■ **The problem**: Return the lines below in which the string "Exercise" occurs.

■ **Dataset rows for apps and sites**:
-- Opening Marker --

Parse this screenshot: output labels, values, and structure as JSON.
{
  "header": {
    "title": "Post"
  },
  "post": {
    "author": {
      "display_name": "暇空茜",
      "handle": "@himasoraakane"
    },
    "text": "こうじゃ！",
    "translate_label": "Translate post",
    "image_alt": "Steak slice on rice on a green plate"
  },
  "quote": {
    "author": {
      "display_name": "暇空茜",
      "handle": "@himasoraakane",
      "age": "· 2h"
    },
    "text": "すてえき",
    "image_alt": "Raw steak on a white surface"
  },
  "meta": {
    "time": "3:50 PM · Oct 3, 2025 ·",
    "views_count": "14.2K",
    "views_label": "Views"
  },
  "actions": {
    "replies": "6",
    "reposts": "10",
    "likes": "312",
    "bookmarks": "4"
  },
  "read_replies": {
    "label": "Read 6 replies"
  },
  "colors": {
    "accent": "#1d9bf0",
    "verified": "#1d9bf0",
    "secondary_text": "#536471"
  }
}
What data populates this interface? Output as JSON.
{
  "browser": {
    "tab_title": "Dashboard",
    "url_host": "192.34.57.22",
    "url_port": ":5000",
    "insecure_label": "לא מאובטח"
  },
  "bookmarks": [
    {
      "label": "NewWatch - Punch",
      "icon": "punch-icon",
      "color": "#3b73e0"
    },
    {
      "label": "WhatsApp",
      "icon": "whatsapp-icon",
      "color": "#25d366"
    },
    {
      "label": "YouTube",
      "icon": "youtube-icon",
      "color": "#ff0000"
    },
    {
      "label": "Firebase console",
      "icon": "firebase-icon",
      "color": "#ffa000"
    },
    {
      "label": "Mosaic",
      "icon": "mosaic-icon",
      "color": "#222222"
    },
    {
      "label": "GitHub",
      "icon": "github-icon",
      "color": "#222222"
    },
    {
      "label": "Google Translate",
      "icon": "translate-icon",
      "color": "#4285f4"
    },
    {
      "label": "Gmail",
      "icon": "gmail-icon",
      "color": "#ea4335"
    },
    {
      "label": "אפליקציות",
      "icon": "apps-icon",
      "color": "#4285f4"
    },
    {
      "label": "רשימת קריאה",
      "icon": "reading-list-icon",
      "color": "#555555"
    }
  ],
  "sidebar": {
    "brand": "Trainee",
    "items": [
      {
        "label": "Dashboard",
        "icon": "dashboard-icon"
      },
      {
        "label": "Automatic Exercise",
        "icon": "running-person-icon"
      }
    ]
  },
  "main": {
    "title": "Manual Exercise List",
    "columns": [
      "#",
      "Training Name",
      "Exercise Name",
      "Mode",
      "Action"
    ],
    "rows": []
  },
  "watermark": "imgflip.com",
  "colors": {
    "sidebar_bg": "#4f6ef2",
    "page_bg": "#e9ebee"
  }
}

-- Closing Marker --

■ **Finished task**:
        "label": "Automatic Exercise",
    "title": "Manual Exercise List",
      "Exercise Name",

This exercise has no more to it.